### Exercise
In the entries that follow, find the word "JSON" and report each line it is on.

### Material provided

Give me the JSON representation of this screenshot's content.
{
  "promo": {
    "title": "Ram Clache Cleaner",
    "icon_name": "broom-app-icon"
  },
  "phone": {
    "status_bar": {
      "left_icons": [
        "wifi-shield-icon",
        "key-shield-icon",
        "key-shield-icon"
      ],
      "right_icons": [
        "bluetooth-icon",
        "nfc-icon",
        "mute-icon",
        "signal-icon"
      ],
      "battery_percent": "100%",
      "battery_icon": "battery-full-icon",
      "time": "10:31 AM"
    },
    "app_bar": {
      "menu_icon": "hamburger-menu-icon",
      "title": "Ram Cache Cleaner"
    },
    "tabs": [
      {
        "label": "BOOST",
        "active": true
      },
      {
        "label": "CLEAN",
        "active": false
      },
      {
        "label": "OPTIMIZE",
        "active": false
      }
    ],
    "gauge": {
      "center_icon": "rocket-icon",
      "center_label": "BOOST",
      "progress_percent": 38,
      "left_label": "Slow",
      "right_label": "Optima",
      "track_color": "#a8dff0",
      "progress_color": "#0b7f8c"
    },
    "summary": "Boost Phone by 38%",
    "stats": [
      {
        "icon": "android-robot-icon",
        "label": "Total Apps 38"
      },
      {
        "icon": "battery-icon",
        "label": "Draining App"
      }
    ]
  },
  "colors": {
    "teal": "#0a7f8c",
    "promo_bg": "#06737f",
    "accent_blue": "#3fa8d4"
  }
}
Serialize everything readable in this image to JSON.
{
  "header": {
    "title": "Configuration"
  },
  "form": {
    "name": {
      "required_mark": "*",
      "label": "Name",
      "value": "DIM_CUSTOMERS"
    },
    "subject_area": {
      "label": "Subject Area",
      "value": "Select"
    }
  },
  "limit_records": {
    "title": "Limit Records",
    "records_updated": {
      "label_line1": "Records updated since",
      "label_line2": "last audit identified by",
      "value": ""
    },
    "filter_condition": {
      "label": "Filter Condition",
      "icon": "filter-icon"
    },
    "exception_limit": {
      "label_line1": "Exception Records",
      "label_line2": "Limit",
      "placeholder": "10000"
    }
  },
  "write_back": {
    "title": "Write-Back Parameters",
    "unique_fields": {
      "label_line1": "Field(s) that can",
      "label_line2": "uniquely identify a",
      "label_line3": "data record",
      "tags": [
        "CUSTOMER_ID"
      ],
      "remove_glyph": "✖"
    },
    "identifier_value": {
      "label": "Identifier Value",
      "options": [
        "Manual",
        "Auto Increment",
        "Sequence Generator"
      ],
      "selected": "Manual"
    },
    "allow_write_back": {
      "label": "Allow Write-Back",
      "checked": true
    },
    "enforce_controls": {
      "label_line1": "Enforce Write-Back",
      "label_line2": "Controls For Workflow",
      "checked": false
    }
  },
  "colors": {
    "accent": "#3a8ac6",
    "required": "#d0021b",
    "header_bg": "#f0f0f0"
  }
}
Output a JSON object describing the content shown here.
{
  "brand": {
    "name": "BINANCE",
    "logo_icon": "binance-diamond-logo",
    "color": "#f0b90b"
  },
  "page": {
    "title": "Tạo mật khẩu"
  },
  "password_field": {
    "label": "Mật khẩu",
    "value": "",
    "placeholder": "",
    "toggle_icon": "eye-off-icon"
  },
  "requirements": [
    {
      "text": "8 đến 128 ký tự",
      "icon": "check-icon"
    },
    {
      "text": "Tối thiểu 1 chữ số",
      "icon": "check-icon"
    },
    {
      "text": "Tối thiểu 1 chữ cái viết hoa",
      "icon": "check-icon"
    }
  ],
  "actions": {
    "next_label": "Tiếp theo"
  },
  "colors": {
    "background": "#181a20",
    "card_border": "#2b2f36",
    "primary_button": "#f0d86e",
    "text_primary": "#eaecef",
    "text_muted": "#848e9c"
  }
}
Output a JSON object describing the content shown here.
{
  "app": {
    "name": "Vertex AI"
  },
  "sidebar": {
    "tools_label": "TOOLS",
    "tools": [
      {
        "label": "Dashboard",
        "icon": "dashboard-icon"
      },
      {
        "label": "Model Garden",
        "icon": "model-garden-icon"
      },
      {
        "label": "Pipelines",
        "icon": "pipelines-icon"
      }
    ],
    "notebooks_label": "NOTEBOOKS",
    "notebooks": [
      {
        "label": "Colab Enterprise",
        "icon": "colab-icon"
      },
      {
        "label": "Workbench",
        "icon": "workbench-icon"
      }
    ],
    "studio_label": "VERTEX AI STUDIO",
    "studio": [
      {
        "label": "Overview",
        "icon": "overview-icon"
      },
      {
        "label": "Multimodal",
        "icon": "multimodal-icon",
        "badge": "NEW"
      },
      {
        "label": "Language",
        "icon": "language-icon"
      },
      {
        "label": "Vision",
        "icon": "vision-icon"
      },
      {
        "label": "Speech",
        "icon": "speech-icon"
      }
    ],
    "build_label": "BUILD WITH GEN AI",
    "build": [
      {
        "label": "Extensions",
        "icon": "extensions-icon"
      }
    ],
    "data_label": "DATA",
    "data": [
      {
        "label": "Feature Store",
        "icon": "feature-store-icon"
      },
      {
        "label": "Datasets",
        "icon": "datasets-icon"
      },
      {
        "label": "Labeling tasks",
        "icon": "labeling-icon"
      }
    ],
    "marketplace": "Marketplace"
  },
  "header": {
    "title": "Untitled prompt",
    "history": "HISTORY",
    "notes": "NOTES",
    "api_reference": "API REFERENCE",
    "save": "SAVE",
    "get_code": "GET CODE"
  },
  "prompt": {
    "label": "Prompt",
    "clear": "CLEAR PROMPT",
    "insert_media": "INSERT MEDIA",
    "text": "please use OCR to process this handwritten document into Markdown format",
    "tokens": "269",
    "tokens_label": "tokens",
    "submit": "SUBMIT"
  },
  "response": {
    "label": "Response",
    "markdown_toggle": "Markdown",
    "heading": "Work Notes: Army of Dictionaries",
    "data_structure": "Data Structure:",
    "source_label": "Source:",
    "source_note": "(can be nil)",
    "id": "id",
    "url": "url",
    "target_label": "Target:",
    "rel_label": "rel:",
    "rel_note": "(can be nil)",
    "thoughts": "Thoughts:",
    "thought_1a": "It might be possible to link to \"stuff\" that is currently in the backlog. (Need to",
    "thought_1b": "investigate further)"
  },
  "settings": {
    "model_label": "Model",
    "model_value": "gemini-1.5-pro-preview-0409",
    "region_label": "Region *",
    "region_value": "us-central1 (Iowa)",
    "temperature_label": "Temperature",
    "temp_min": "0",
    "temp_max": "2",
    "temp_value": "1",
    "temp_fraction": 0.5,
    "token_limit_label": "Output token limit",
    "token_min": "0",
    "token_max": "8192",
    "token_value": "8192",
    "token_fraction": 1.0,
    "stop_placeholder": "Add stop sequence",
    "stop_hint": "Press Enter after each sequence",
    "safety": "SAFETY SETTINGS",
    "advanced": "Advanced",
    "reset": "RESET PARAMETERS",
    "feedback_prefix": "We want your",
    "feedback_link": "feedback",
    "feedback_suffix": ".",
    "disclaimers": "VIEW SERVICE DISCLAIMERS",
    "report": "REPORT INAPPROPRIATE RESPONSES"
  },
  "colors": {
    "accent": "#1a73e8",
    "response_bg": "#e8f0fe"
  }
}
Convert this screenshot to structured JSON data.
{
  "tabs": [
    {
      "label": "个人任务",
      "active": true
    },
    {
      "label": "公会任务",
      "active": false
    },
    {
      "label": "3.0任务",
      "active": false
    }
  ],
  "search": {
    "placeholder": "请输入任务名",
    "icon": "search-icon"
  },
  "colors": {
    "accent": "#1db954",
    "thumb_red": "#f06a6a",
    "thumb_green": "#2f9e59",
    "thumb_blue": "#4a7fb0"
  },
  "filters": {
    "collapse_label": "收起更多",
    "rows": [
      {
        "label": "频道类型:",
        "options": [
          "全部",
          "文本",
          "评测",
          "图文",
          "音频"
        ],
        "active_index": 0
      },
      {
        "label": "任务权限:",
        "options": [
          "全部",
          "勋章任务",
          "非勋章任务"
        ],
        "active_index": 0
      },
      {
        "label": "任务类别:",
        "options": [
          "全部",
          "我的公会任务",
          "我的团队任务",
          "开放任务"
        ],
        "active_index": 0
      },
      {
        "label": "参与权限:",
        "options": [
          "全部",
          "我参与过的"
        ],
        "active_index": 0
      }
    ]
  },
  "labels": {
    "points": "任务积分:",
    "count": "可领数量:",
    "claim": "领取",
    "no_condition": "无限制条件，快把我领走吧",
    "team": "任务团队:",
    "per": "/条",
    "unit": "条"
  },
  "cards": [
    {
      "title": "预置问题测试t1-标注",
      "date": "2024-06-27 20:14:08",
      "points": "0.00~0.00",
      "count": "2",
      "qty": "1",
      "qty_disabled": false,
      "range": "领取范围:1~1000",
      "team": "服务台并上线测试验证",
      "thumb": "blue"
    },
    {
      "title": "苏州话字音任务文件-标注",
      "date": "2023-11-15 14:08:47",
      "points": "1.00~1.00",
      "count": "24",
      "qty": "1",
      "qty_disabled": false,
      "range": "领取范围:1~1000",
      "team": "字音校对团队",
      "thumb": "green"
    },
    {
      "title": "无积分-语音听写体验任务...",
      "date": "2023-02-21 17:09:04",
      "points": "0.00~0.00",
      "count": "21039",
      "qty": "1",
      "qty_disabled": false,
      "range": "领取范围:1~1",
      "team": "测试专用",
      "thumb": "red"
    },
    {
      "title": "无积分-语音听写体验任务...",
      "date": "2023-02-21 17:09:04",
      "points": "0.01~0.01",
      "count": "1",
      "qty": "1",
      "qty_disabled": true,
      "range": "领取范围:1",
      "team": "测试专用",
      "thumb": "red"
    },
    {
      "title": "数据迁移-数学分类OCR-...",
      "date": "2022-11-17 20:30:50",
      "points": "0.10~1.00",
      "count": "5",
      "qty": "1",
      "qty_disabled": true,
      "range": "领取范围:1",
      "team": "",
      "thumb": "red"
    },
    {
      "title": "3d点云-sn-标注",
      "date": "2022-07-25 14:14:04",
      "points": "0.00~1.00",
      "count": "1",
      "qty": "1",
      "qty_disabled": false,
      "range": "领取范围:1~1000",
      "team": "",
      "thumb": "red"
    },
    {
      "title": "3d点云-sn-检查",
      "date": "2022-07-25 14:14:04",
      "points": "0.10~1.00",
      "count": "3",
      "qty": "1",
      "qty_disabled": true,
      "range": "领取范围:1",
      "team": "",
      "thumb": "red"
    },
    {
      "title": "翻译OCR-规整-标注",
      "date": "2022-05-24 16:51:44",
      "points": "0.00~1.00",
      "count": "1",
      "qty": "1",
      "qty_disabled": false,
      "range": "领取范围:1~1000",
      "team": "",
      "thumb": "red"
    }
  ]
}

### Exercise answer
Give me the JSON representation of this screenshot's content.
Serialize everything readable in this image to JSON.
Output a JSON object describing the content shown here.
Output a JSON object describing the content shown here.
Convert this screenshot to structured JSON data.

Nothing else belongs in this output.